Investing is a probability game. Decisions that investors make in hindsight appear to be right or wrong. Stock goes up equals “I’m so smart.” Stock goes down equals “I’m a dumb-dumb investor that should just put my money in an index fund.” Investors that have been at this game long enough realize both are not accurate. You’re not smart because you picked a stock that went up and you’re not an idiot for picking a stock that went down. It’s impossible to know that certain things prior to their occurrence. There are things you can control as an investor and things that are left up to chance. You choose to be diversified. You choose to not trade and invest long term. You can’t predict that a company will be hit with an accounting scandal and the stock will be cut in half. And it wasn’t wrong for you to pick the stock that got cut in half.
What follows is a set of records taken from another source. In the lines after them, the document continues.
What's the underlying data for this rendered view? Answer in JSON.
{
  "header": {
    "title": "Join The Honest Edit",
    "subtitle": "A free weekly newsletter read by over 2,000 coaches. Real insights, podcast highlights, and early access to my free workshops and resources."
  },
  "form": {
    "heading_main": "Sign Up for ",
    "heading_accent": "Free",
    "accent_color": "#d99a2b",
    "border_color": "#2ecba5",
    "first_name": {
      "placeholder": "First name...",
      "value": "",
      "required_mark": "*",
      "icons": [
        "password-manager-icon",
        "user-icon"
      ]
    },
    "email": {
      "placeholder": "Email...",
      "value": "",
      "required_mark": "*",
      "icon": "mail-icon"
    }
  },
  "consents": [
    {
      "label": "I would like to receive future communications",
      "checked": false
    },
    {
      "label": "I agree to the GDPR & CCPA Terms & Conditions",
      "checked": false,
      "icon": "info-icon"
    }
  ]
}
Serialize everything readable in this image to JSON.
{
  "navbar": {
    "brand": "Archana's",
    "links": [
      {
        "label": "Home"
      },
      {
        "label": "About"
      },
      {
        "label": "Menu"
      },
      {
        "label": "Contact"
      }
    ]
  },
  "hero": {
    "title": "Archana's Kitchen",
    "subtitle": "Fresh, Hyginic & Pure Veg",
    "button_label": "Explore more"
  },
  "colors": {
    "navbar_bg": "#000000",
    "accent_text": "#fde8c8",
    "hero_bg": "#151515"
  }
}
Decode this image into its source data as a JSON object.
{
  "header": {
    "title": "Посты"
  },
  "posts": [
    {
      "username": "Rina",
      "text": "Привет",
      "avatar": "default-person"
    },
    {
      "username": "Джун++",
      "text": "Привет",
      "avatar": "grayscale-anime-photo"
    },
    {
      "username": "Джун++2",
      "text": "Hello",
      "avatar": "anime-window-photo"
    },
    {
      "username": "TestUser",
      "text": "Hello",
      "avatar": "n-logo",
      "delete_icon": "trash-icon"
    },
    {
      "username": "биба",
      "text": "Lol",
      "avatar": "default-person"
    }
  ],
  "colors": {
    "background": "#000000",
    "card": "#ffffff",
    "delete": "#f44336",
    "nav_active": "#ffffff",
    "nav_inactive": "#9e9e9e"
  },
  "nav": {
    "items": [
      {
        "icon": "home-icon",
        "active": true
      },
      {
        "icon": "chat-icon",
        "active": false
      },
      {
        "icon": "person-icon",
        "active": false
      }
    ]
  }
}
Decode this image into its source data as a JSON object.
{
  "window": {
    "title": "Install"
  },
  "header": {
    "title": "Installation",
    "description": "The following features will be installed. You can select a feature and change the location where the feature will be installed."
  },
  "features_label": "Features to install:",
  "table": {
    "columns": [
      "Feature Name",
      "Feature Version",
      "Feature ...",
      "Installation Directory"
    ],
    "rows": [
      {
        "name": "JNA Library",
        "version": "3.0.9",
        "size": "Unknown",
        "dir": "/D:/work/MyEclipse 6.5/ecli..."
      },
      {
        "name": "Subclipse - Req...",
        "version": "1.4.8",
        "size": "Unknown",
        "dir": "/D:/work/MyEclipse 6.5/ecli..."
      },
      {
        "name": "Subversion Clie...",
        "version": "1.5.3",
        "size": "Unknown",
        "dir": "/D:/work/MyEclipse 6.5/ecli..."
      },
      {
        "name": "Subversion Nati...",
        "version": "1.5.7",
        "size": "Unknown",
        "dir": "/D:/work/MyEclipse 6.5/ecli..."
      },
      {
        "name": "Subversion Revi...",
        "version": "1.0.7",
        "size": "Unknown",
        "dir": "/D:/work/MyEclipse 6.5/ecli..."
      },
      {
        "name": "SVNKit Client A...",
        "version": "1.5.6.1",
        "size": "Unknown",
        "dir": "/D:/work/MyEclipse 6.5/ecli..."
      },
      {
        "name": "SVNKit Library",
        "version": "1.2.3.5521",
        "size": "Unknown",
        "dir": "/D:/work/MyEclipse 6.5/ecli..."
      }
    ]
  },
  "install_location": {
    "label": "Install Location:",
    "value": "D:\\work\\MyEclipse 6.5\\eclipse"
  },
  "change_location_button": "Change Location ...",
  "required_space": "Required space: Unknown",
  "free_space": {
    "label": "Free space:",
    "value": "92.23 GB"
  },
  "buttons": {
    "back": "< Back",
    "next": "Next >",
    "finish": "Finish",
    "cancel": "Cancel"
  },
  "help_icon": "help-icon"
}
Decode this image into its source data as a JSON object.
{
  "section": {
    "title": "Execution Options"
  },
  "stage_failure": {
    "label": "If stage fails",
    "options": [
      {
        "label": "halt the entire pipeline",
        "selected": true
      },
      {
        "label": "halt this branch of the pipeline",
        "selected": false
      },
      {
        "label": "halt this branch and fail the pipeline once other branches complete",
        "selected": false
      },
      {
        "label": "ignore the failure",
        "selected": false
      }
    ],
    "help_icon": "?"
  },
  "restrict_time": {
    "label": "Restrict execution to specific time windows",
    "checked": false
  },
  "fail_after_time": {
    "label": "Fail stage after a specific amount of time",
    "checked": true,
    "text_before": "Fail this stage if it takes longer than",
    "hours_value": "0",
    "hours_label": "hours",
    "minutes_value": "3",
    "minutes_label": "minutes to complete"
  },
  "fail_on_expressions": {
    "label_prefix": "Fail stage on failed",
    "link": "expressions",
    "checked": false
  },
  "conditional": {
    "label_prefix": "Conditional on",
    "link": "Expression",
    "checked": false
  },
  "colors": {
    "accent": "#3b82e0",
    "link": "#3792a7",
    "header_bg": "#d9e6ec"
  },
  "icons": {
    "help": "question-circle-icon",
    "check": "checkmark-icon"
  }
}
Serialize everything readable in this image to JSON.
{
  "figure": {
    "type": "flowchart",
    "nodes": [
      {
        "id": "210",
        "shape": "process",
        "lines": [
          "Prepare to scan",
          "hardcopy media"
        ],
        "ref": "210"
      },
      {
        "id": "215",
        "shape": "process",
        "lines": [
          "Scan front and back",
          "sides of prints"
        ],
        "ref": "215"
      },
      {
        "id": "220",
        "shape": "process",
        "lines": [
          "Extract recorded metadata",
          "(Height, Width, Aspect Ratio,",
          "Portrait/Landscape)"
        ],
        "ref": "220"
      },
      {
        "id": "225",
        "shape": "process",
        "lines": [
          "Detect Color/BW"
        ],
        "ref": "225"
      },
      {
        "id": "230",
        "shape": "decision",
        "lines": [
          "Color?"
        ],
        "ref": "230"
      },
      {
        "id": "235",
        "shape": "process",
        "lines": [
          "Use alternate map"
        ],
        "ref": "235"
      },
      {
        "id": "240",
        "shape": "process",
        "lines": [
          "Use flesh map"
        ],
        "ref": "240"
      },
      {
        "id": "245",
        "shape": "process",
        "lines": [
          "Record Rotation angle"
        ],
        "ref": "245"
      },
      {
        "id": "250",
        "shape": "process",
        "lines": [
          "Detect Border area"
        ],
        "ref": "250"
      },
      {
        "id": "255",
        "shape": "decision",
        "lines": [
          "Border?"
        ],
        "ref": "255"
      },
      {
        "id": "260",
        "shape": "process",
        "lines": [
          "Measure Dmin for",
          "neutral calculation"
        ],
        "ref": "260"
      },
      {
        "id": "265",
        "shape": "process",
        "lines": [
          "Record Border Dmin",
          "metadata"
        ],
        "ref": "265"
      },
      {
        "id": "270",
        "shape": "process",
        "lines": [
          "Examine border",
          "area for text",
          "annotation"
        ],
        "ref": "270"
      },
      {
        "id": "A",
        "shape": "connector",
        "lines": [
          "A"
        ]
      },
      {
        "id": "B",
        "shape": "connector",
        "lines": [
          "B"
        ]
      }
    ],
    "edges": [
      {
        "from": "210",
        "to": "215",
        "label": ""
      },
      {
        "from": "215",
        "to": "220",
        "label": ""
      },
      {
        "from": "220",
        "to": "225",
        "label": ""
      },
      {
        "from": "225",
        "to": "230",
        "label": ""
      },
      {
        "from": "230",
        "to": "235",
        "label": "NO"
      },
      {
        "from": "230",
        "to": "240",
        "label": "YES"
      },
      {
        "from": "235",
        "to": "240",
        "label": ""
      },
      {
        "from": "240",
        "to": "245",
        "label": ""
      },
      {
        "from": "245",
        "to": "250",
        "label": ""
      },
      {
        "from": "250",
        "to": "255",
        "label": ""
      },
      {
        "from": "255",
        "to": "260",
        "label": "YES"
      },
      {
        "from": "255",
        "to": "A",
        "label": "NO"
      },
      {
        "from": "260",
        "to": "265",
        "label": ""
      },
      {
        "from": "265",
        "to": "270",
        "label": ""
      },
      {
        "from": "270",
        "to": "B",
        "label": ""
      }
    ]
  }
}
Humans all suffer from the same psychological biases. Those who know what to look for and the blind spots that avail themselves will make better decisions. It’s not always easy to catch the way your mind plays tricks on you. The goal is to make more rational and logical decisions based on knowing these biases. That’s what Munger did to make good investing decisions. As for The Wall contestants, it would be good to keep in mind that it’s a game of chance and that the decisions you make are not right or wrong. It’s all about probability.